- When should I take slow release metformin?
- What is the benefit of extended release metformin?
- Why was metformin taken off the market?
- Why are doctors no longer prescribed metformin?
- Why is metformin bad?
- Does metformin extended-release help with weight loss?
- Can metformin interfere with sleep?
- What are the side effects of slow release metformin?
- Is Metformin ER better than regular metformin?
- What is the bad news about metformin?
- What should you not eat when taking metformin?
- How long does metformin extended-release stay in your system?
When should I take slow release metformin?
Different types of metformin Standard-release tablets release metformin into your body quickly.
You may need to take them several times a day depending on your dose.
Slow-release tablets dissolve slowly so you do not have to take them as often.
One dose is usually enough, and you’ll take it with your evening meal..
What is the benefit of extended release metformin?
Extended-release metformin provides an appropriate option for patients with type 2 diabetes mellitus who require several medications to achieve glycemic control or manage comorbid conditions, and for those who have GI intolerance with the immediate-release formulation.
Why was metformin taken off the market?
The companies are recalling metformin due to the possibility the medicines could contain nitrosodimethylamine (NDMA) above the acceptable intake limit. FDA published a recalled metformin list including details about metformin products that have been recalled.
Why are doctors no longer prescribed metformin?
In May 2020, the Food and Drug Administration (FDA) recommended that some makers of metformin extended release remove some of their tablets from the U.S. market. This is because an unacceptable level of a probable carcinogen (cancer-causing agent) was found in some extended-release metformin tablets.
Why is metformin bad?
The medication can cause more serious side effects, though these are rare. The most serious of these is lactic acidosis, a condition caused by buildup of lactic acid in the blood. This can occur if too much metformin accumulates in the blood due to chronic or acute (e.g. dehydration) kidney problems.
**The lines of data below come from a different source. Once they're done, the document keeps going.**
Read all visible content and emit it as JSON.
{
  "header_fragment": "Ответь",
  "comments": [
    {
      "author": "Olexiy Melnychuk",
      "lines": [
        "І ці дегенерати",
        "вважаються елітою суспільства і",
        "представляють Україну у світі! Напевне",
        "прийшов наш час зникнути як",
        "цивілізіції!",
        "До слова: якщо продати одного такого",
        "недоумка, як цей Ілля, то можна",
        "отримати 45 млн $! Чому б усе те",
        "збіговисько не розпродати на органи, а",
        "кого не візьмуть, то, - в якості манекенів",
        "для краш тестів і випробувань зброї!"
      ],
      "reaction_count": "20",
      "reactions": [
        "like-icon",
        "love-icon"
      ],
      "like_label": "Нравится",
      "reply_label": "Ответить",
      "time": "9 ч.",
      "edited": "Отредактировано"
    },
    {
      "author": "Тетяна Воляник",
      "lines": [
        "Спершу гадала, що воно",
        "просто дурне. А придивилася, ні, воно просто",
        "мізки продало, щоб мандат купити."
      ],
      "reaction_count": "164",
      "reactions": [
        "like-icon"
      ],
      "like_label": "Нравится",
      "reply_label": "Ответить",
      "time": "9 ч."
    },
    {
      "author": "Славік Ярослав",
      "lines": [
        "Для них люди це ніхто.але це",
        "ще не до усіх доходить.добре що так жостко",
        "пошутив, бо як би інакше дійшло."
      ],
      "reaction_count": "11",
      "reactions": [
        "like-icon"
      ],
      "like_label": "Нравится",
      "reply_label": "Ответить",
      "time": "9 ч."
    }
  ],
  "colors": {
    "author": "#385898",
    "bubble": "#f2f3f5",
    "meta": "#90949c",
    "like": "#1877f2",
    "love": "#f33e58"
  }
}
Does metformin extended-release help with weight loss?
According to research, metformin can help some people lose weight. However, it’s not clear why metformin may cause weight loss. One theory is that it may prompt you to eat less by reducing your appetite. It may also change the way your body uses and stores fat.
Can metformin interfere with sleep?
As already discussed, metformin can result in sleep disturbance, and this might affect normal dream patterns. Nightmares are reported in patients receiving metformin.  However, they are less frequent than insomnia.
What are the side effects of slow release metformin?
Serious side effectstiredness.weakness.unusual muscle pain.trouble breathing.unusual sleepiness.stomach pains, nausea, or vomiting.dizziness or lightheadedness.slow or irregular heart rate.
Is Metformin ER better than regular metformin?
They have the same warnings and precautions, but metformin ER tends to cause fewer side effects, like an upset stomach or diarrhea. Metformin ER may be a good option for people who experience those problems with regular metformin. Another benefit to the ER version is that it can be taken just once a day.
What is the bad news about metformin?
In rare cases, metformin can cause lactic acidosis, a serious side effect. Lactic acidosis is the harmful buildup of lactic acid in the blood. It can lead to low blood pressure, a rapid heart rate, and even death. Vomiting and dehydration increase the risk of lactic acidosis in people taking metformin.
What should you not eat when taking metformin?
According to the University of Michigan, you should avoid eating high-fiber foods after taking metformin. This is because fiber can bind to drugs and lower their concentration. Metformin levels decrease when taken with large amounts of fiber (greater than 30 grams per day).
How long does metformin extended-release stay in your system?
by Drugs.com Metformin (brand name: Glucophage) will be in your system for 96.8 hours which is approximately 4 days. Metformin has an elimination half-life of approximately 17.6 hours.